  • Living Rivers - We will continue to fight for the protection of the Upper Itchen and have major chemical sampling plans for other rivers in 2019.
  • Much more - stay tuned for our 2019 plans, in January.

S&TC welcomes England’s NE salmon net closure

NE salmon net closure

S&TC welcomes the new Environment Agency byelaws which will close down the killing of Atlantic salmon in drift nets and coastal T&J nets on the north east coast of England, which follows lobbying from several fisheries NGOs over many years.

S&TC believe this is the correct decision in the interests of protecting and conserving salmon stocks and brings England into line with international salmon management obligations.

S&TC Campaigning
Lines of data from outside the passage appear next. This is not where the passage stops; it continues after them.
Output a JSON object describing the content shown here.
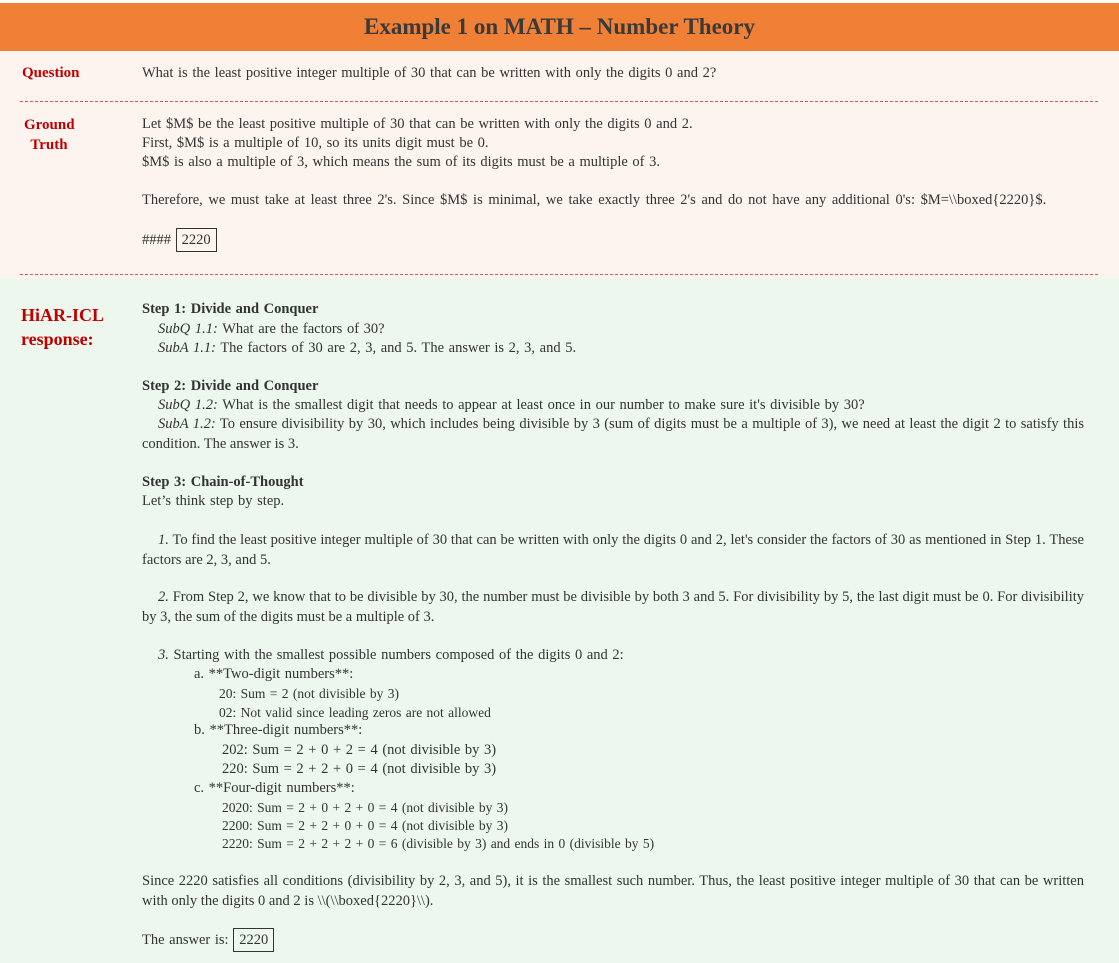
{
  "title": "Example 1 on MATH – Number Theory",
  "labels": {
    "question": "Question",
    "ground_truth_1": "Ground",
    "ground_truth_2": "Truth",
    "response_1": "HiAR-ICL",
    "response_2": "response:"
  },
  "question": "What is the least positive integer multiple of 30 that can be written with only the digits 0 and 2?",
  "ground_truth": {
    "line1": "Let $M$ be the least positive multiple of 30 that can be written with only the digits 0 and 2.",
    "line2": "First, $M$ is a multiple of 10, so its units digit must be 0.",
    "line3": "$M$ is also a multiple of 3, which means the sum of its digits must be a multiple of 3.",
    "line4": "Therefore, we must take at least three 2's. Since $M$ is minimal, we take exactly three 2's and do not have any additional 0's: $M=\\\\boxed{2220}$.",
    "answer_prefix": "####",
    "answer": "2220"
  },
  "response": {
    "step1_title": "Step 1: Divide and Conquer",
    "step1_subq_label": "SubQ 1.1:",
    "step1_subq": "What are the factors of 30?",
    "step1_suba_label": "SubA 1.1:",
    "step1_suba": "The factors of 30 are 2, 3, and 5. The answer is 2, 3, and 5.",
    "step2_title": "Step 2: Divide and Conquer",
    "step2_subq_label": "SubQ 1.2:",
    "step2_subq": "What is the smallest digit that needs to appear at least once in our number to make sure it's divisible by 30?",
    "step2_suba_label": "SubA 1.2:",
    "step2_suba": "To ensure divisibility by 30, which includes being divisible by 3 (sum of digits must be a multiple of 3), we need at least the digit 2 to satisfy this condition. The answer is 3.",
    "step3_title": "Step 3: Chain-of-Thought",
    "step3_intro": "Let’s think step by step.",
    "p1_num": "1.",
    "p1": "To find the least positive integer multiple of 30 that can be written with only the digits 0 and 2, let's consider the factors of 30 as mentioned in Step 1. These factors are 2, 3, and 5.",
    "p2_num": "2.",
    "p2": "From Step 2, we know that to be divisible by 30, the number must be divisible by both 3 and 5. For divisibility by 5, the last digit must be 0. For divisibility by 3, the sum of the digits must be a multiple of 3.",
    "p3_num": "3.",
    "p3": "Starting with the smallest possible numbers composed of the digits 0 and 2:",
    "a": "a. **Two-digit numbers**:",
    "a1": "20: Sum = 2 (not divisible by 3)",
    "a2": "02: Not valid since leading zeros are not allowed",
    "b": "b. **Three-digit numbers**:",
    "b1": "202: Sum = 2 + 0 + 2 = 4 (not divisible by 3)",
    "b2": "220: Sum = 2 + 2 + 0 = 4 (not divisible by 3)",
    "c": "c. **Four-digit numbers**:",
    "c1": "2020: Sum = 2 + 0 + 2 + 0 = 4 (not divisible by 3)",
    "c2": "2200: Sum = 2 + 2 + 0 + 0 = 4 (not divisible by 3)",
    "c3": "2220: Sum = 2 + 2 + 2 + 0 = 6 (divisible by 3) and ends in 0 (divisible by 5)",
    "conclusion": "Since 2220 satisfies all conditions (divisibility by 2, 3, and 5), it is the smallest such number. Thus, the least positive integer multiple of 30 that can be written with only the digits 0 and 2 is \\\\(\\\\boxed{2220}\\\\).",
    "answer_prefix": "The answer is:",
    "answer": "2220"
  }
}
S&TC was closely involved in the closure of the Scottish coastal nets in 2016, via complaint to Europe under the EU Habitats Directive that Scotland was not managing its wild salmon stocks responsibly. The Scottish action left England in some embarrassment, in that these north east English nets exploited salmon bound for Scottish rivers anywhere between 30% (Yorkshire coast) and 70% (drift nets).

S&TC has also been heavily involved internationally as Co-Chair of the NGOs at the North Atlantic Salmon Conservation Organisation (NASCO), pressurising all countries still allowing exploitation of salmon stocks from more than one river system (Mixed Stock Fisheries) to close them down on management and conservation grounds.

Paul Knight, S&TC CEO, said,

“We are delighted with this decision to close the north east mixed stock fisheries for salmon, and congratulate the EA for taking this decisive action, which will allow thousands of wild salmon to run their natal rivers without fear of exploitation so that they can spawn future generations.
However, we must not forget that netsmen are having to give up some or all of their livelihoods under these new byelaws, which is never a welcome outcome, and so it is up to all anglers to show the highest possible restraint when salmon fishing so that they too play their part in conserving wild stocks.”
Knight added,
“We are concerned that sea trout will still be exploited in some of the north east coastal nets and we will be seeking more evidence in the near future as to the true status of English sea trout stocks.
With the fisheries management doubts over climate change and the evidence emerging of salmon and sea trout smolts being smaller because of it, and therefore having less chance of survival at sea, we need to take a precautionary approach now on all migratory salmon stocks, not wait until things get worse.”

The NE salmon net closure byelaws

The new byelaws will come into force on 1 January 2019, an important step in tackling the international decline in migratory salmon stocks. Salmon numbers are currently among the lowest on record and are below sustainable levels in many rivers.

S&TC welcome the new laws, which include:

  • Closing all commercial net fisheries for ‘At Risk’ and ‘Probably At Risk’ rivers (some fishing for sea trout will still be allowed). This will include all drift net fisheries;
  • Mandatory catch and release by anglers on the rivers that are classed as ‘At Risk’ to be introduced in June 2019. These are the Cumbrian Calder, Dorset Stour and Yealm;
  • Mandatory catch and release by anglers on the rivers that are listed as ‘Recovering Rivers’. These are rivers where salmon were effectively wiped out and small populations have re-established in recent years with improvements in water quality on mostly heavily polluted post-industrial catchments. Examples of these are the Mersey, Yorkshire Ouse;
  • Renewal of the 1998 Spring Salmon Byelaws. These protect the larger, early running salmon, and do not involve any new measures.